*ACTIVITY*: Copy every line of the material exactly as it stands.
━━ SUPPLIED DATA
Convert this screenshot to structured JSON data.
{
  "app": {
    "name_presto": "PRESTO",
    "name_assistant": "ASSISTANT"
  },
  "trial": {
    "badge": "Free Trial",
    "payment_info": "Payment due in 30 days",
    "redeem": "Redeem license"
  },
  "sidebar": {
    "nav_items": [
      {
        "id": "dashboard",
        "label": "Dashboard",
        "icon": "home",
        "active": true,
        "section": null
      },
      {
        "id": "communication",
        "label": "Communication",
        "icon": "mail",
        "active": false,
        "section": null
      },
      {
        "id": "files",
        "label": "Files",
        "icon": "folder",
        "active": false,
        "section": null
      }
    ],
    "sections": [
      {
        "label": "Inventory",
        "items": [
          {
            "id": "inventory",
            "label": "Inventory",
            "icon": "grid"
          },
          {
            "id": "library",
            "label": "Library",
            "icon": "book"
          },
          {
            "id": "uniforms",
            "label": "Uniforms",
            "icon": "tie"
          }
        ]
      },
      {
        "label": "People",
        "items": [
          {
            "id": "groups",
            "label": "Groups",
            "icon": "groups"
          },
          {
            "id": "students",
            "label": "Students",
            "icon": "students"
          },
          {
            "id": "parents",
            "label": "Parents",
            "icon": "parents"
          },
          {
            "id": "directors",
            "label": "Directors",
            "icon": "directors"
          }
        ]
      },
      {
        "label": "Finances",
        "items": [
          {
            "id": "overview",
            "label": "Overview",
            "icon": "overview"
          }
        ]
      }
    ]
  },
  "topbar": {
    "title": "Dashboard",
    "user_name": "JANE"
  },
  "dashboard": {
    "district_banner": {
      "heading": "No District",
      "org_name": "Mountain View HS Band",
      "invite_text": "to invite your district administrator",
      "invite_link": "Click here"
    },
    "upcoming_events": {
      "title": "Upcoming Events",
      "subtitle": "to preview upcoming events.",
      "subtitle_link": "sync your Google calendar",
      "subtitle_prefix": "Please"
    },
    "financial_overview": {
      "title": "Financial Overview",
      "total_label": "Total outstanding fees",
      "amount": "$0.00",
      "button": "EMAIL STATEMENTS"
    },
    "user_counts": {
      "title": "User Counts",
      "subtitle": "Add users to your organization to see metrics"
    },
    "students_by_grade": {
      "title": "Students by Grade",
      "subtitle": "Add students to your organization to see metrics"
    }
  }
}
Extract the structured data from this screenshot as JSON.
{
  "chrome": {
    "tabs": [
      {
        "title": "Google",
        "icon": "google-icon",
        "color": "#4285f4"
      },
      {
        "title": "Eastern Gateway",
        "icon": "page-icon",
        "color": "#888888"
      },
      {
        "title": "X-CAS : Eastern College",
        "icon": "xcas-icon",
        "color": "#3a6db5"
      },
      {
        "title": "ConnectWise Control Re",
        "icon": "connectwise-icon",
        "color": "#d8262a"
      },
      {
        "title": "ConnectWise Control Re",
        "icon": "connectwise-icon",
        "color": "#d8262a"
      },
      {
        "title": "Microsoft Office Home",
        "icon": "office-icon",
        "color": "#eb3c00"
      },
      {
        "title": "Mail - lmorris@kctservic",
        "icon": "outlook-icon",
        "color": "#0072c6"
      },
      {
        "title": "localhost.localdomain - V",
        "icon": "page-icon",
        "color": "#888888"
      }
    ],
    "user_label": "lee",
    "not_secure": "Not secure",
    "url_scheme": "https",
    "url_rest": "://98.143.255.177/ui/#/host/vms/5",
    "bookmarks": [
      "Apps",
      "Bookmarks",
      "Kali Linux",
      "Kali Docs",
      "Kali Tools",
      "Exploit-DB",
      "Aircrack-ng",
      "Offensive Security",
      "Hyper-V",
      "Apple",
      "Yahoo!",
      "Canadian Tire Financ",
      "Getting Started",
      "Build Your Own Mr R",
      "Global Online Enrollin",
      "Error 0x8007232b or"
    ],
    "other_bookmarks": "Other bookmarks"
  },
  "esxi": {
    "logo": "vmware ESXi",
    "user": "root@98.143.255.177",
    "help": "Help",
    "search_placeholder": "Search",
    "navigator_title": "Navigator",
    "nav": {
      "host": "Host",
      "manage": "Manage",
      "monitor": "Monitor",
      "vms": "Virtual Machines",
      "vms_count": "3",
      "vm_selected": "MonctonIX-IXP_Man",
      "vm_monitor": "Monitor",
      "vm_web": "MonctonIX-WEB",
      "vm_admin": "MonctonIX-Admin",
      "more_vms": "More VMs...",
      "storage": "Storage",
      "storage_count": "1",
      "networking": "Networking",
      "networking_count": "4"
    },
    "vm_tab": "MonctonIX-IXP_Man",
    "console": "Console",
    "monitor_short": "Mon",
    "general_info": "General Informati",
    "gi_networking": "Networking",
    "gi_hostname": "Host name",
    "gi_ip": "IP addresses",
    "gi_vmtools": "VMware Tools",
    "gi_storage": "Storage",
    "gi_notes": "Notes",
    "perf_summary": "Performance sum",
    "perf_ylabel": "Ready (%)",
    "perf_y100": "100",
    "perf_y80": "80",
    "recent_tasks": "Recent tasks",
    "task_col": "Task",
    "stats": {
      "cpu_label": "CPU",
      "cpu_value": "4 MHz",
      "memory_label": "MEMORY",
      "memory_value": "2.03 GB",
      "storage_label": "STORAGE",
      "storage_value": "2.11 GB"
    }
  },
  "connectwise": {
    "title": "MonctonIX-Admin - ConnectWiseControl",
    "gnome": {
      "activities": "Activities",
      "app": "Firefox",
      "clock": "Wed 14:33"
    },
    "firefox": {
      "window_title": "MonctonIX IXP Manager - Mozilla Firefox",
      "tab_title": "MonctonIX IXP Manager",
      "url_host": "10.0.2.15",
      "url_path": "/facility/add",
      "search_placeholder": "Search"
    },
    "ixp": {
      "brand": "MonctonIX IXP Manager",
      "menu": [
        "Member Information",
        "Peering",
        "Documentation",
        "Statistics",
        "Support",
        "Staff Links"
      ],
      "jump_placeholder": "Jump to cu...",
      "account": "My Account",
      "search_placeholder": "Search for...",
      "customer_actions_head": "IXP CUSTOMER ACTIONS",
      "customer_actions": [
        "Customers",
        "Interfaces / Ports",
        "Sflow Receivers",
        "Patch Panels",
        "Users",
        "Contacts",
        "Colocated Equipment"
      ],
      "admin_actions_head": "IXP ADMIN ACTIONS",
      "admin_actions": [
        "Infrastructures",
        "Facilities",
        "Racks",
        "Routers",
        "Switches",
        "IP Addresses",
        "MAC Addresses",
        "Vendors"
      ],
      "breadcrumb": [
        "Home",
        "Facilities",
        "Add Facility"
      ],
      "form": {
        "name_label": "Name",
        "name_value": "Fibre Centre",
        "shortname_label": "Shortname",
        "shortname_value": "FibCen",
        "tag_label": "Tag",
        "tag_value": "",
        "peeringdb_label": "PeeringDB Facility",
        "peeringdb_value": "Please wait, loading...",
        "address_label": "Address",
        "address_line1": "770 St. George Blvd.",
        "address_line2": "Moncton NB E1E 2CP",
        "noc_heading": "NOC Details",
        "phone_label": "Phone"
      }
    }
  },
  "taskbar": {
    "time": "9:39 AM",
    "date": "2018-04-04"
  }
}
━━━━
*ANSWER FOR THE TASK*:
Convert this screenshot to structured JSON data.
{
  "app": {
    "name_presto": "PRESTO",
    "name_assistant": "ASSISTANT"
  },
  "trial": {
    "badge": "Free Trial",
    "payment_info": "Payment due in 30 days",
    "redeem": "Redeem license"
  },
  "sidebar": {
    "nav_items": [
      {
        "id": "dashboard",
        "label": "Dashboard",
        "icon": "home",
        "active": true,
        "section": null
      },
      {
        "id": "communication",
        "label": "Communication",
        "icon": "mail",
        "active": false,
        "section": null
      },
      {
        "id": "files",
        "label": "Files",
        "icon": "folder",
        "active": false,
        "section": null
      }
    ],
    "sections": [
      {
        "label": "Inventory",
        "items": [
          {
            "id": "inventory",
            "label": "Inventory",
            "icon": "grid"
          },
          {
            "id": "library",
            "label": "Library",
            "icon": "book"
          },
          {
            "id": "uniforms",
            "label": "Uniforms",
            "icon": "tie"
          }
        ]
      },
      {
        "label": "People",
        "items": [
          {
            "id": "groups",
            "label": "Groups",
            "icon": "groups"
          },
          {
            "id": "students",
            "label": "Students",
            "icon": "students"
          },
          {
            "id": "parents",
            "label": "Parents",
            "icon": "parents"
          },
          {
            "id": "directors",
            "label": "Directors",
            "icon": "directors"
          }
        ]
      },
      {
        "label": "Finances",
        "items": [
          {
            "id": "overview",
            "label": "Overview",
            "icon": "overview"
          }
        ]
      }
    ]
  },
  "topbar": {
    "title": "Dashboard",
    "user_name": "JANE"
  },
  "dashboard": {
    "district_banner": {
      "heading": "No District",
      "org_name": "Mountain View HS Band",
      "invite_text": "to invite your district administrator",
      "invite_link": "Click here"
    },
    "upcoming_events": {
      "title": "Upcoming Events",
      "subtitle": "to preview upcoming events.",
      "subtitle_link": "sync your Google calendar",
      "subtitle_prefix": "Please"
    },
    "financial_overview": {
      "title": "Financial Overview",
      "total_label": "Total outstanding fees",
      "amount": "$0.00",
      "button": "EMAIL STATEMENTS"
    },
    "user_counts": {
      "title": "User Counts",
      "subtitle": "Add users to your organization to see metrics"
    },
    "students_by_grade": {
      "title": "Students by Grade",
      "subtitle": "Add students to your organization to see metrics"
    }
  }
}
Extract the structured data from this screenshot as JSON.
{
  "chrome": {
    "tabs": [
      {
        "title": "Google",
        "icon": "google-icon",
        "color": "#4285f4"
      },
      {
        "title": "Eastern Gateway",
        "icon": "page-icon",
        "color": "#888888"
      },
      {
        "title": "X-CAS : Eastern College",
        "icon": "xcas-icon",
        "color": "#3a6db5"
      },
      {
        "title": "ConnectWise Control Re",
        "icon": "connectwise-icon",
        "color": "#d8262a"
      },
      {
        "title": "ConnectWise Control Re",
        "icon": "connectwise-icon",
        "color": "#d8262a"
      },
      {
        "title": "Microsoft Office Home",
        "icon": "office-icon",
        "color": "#eb3c00"
      },
      {
        "title": "Mail - lmorris@kctservic",
        "icon": "outlook-icon",
        "color": "#0072c6"
      },
      {
        "title": "localhost.localdomain - V",
        "icon": "page-icon",
        "color": "#888888"
      }
    ],
    "user_label": "lee",
    "not_secure": "Not secure",
    "url_scheme": "https",
    "url_rest": "://98.143.255.177/ui/#/host/vms/5",
    "bookmarks": [
      "Apps",
      "Bookmarks",
      "Kali Linux",
      "Kali Docs",
      "Kali Tools",
      "Exploit-DB",
      "Aircrack-ng",
      "Offensive Security",
      "Hyper-V",
      "Apple",
      "Yahoo!",
      "Canadian Tire Financ",
      "Getting Started",
      "Build Your Own Mr R",
      "Global Online Enrollin",
      "Error 0x8007232b or"
    ],
    "other_bookmarks": "Other bookmarks"
  },
  "esxi": {
    "logo": "vmware ESXi",
    "user": "root@98.143.255.177",
    "help": "Help",
    "search_placeholder": "Search",
    "navigator_title": "Navigator",
    "nav": {
      "host": "Host",
      "manage": "Manage",
      "monitor": "Monitor",
      "vms": "Virtual Machines",
      "vms_count": "3",
      "vm_selected": "MonctonIX-IXP_Man",
      "vm_monitor": "Monitor",
      "vm_web": "MonctonIX-WEB",
      "vm_admin": "MonctonIX-Admin",
      "more_vms": "More VMs...",
      "storage": "Storage",
      "storage_count": "1",
      "networking": "Networking",
      "networking_count": "4"
    },
    "vm_tab": "MonctonIX-IXP_Man",
    "console": "Console",
    "monitor_short": "Mon",
    "general_info": "General Informati",
    "gi_networking": "Networking",
    "gi_hostname": "Host name",
    "gi_ip": "IP addresses",
    "gi_vmtools": "VMware Tools",
    "gi_storage": "Storage",
    "gi_notes": "Notes",
    "perf_summary": "Performance sum",
    "perf_ylabel": "Ready (%)",
    "perf_y100": "100",
    "perf_y80": "80",
    "recent_tasks": "Recent tasks",
    "task_col": "Task",
    "stats": {
      "cpu_label": "CPU",
      "cpu_value": "4 MHz",
      "memory_label": "MEMORY",
      "memory_value": "2.03 GB",
      "storage_label": "STORAGE",
      "storage_value": "2.11 GB"
    }
  },
  "connectwise": {
    "title": "MonctonIX-Admin - ConnectWiseControl",
    "gnome": {
      "activities": "Activities",
      "app": "Firefox",
      "clock": "Wed 14:33"
    },
    "firefox": {
      "window_title": "MonctonIX IXP Manager - Mozilla Firefox",
      "tab_title": "MonctonIX IXP Manager",
      "url_host": "10.0.2.15",
      "url_path": "/facility/add",
      "search_placeholder": "Search"
    },
    "ixp": {
      "brand": "MonctonIX IXP Manager",
      "menu": [
        "Member Information",
        "Peering",
        "Documentation",
        "Statistics",
        "Support",
        "Staff Links"
      ],
      "jump_placeholder": "Jump to cu...",
      "account": "My Account",
      "search_placeholder": "Search for...",
      "customer_actions_head": "IXP CUSTOMER ACTIONS",
      "customer_actions": [
        "Customers",
        "Interfaces / Ports",
        "Sflow Receivers",
        "Patch Panels",
        "Users",
        "Contacts",
        "Colocated Equipment"
      ],
      "admin_actions_head": "IXP ADMIN ACTIONS",
      "admin_actions": [
        "Infrastructures",
        "Facilities",
        "Racks",
        "Routers",
        "Switches",
        "IP Addresses",
        "MAC Addresses",
        "Vendors"
      ],
      "breadcrumb": [
        "Home",
        "Facilities",
        "Add Facility"
      ],
      "form": {
        "name_label": "Name",
        "name_value": "Fibre Centre",
        "shortname_label": "Shortname",
        "shortname_value": "FibCen",
        "tag_label": "Tag",
        "tag_value": "",
        "peeringdb_label": "PeeringDB Facility",
        "peeringdb_value": "Please wait, loading...",
        "address_label": "Address",
        "address_line1": "770 St. George Blvd.",
        "address_line2": "Moncton NB E1E 2CP",
        "noc_heading": "NOC Details",
        "phone_label": "Phone"
      }
    }
  },
  "taskbar": {
    "time": "9:39 AM",
    "date": "2018-04-04"
  }
}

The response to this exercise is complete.